● Assigned task
The required result is the number of lines below that hold the word "Decision", stated without anything else.

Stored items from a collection
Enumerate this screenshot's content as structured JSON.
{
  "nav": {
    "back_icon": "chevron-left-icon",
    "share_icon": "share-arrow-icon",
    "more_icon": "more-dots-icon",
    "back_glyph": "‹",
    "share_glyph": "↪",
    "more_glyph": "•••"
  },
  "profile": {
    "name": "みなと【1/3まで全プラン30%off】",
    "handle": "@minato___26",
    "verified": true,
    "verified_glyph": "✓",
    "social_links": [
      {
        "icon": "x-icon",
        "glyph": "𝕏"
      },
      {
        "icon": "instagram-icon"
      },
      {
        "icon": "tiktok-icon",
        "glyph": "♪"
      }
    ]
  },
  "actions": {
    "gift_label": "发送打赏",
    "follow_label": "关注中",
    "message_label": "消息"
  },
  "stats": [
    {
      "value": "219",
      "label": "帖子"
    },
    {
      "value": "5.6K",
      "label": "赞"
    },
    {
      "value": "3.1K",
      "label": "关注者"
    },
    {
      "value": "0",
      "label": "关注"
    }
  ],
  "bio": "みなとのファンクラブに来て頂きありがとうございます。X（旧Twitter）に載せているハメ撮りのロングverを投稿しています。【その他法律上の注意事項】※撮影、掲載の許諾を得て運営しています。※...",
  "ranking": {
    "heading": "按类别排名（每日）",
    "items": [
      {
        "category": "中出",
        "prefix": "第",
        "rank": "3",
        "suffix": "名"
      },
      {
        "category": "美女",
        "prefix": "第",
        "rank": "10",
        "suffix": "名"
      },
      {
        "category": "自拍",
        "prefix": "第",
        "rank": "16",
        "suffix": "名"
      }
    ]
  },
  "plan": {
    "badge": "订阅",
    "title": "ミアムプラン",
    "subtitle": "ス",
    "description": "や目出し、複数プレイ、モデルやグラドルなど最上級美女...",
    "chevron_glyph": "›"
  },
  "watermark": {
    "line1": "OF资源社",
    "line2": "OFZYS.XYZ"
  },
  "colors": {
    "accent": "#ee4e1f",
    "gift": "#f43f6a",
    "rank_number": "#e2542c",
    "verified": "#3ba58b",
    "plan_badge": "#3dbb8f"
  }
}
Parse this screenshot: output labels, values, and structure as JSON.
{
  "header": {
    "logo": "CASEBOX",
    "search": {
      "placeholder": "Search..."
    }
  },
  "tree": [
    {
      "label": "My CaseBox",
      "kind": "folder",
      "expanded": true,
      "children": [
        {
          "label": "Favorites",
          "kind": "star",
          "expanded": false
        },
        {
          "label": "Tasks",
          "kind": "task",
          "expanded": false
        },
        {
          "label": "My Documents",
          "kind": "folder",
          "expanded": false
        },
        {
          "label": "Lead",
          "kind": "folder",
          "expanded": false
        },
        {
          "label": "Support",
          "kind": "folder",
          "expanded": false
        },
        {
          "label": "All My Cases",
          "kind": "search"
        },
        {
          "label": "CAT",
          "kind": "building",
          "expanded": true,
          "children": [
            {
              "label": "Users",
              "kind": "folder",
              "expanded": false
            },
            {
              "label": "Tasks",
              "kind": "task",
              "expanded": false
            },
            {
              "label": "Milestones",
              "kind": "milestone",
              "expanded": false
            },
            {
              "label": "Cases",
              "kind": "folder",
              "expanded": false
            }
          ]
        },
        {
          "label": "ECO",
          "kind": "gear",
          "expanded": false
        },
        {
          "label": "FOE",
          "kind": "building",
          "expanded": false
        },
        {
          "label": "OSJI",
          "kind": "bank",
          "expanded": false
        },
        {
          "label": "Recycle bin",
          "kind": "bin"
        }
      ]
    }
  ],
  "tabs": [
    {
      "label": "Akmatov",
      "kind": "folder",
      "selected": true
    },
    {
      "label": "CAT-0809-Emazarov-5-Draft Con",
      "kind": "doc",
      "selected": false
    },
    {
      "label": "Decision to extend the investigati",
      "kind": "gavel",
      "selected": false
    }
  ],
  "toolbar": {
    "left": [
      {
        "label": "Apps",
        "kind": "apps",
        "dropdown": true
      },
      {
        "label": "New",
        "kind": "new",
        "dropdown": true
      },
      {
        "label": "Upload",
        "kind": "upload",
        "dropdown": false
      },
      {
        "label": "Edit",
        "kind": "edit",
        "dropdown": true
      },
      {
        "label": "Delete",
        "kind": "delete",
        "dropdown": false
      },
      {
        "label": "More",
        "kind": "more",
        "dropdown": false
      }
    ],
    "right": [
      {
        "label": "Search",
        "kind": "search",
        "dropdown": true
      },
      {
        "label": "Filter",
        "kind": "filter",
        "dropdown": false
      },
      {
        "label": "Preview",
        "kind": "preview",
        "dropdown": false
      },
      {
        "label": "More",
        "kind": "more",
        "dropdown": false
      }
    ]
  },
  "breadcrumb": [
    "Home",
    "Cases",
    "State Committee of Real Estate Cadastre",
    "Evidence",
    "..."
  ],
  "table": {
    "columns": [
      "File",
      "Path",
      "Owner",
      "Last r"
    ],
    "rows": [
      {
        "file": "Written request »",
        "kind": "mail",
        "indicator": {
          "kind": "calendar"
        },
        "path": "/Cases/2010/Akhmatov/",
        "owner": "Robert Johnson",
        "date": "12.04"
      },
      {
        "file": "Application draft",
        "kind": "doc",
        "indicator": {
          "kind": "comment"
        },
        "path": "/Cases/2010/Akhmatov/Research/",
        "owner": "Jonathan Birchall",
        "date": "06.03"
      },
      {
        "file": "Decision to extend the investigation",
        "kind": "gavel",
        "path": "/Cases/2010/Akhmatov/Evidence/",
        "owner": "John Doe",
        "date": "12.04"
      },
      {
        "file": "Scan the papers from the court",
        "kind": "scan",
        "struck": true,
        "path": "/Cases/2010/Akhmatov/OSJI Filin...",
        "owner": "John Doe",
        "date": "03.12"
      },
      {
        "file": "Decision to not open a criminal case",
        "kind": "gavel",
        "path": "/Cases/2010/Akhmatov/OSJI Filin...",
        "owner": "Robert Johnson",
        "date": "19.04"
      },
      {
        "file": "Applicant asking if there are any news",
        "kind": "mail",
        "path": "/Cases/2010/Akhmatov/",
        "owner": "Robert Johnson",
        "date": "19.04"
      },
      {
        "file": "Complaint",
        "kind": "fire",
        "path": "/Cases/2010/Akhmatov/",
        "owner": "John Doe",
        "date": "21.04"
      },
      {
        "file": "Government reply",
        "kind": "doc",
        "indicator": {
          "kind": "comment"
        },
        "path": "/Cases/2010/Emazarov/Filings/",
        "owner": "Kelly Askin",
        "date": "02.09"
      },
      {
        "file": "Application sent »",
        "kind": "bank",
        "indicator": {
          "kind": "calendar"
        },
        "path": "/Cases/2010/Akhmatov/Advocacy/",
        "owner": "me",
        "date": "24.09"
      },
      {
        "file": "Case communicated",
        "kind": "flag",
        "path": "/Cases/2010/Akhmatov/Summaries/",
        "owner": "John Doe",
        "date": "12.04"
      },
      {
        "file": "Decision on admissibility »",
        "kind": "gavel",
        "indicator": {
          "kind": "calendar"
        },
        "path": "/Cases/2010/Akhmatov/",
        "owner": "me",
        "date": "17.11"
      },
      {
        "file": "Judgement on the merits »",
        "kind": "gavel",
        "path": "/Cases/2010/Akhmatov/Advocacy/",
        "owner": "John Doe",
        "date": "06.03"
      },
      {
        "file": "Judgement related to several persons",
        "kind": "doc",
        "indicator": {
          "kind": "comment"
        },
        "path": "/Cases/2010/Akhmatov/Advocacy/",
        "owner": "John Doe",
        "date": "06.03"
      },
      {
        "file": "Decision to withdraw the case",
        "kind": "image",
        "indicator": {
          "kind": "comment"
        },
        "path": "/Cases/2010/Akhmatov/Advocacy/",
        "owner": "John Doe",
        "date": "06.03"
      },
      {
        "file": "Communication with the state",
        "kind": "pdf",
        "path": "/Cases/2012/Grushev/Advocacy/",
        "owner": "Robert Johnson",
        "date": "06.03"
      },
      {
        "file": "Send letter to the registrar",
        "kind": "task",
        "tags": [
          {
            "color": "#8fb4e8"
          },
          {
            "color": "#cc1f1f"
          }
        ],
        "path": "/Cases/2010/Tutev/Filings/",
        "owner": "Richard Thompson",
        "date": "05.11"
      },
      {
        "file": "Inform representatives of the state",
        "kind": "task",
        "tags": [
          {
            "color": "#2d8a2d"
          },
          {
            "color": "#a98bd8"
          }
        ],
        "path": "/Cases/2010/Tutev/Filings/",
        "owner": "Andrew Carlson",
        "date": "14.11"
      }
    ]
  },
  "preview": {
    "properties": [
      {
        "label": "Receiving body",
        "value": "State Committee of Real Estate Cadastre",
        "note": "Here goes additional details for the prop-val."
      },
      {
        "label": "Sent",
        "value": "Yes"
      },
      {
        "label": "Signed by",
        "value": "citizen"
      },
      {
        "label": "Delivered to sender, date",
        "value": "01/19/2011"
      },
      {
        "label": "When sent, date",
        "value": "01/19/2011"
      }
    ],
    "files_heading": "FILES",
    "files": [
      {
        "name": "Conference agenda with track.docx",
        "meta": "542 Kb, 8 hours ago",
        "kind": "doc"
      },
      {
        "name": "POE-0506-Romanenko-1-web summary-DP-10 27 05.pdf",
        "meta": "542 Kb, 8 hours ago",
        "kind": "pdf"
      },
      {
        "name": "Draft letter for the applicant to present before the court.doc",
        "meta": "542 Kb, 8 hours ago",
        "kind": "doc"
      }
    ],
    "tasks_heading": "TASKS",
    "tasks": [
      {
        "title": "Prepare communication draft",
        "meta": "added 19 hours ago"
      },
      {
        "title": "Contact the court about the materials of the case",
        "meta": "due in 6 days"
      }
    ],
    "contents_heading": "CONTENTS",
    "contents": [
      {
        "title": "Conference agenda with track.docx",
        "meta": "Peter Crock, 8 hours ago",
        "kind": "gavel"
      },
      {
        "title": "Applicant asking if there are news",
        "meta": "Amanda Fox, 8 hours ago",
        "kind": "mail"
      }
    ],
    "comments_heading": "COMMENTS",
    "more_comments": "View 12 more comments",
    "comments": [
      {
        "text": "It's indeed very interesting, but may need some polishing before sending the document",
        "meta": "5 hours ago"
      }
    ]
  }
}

● Task solution
5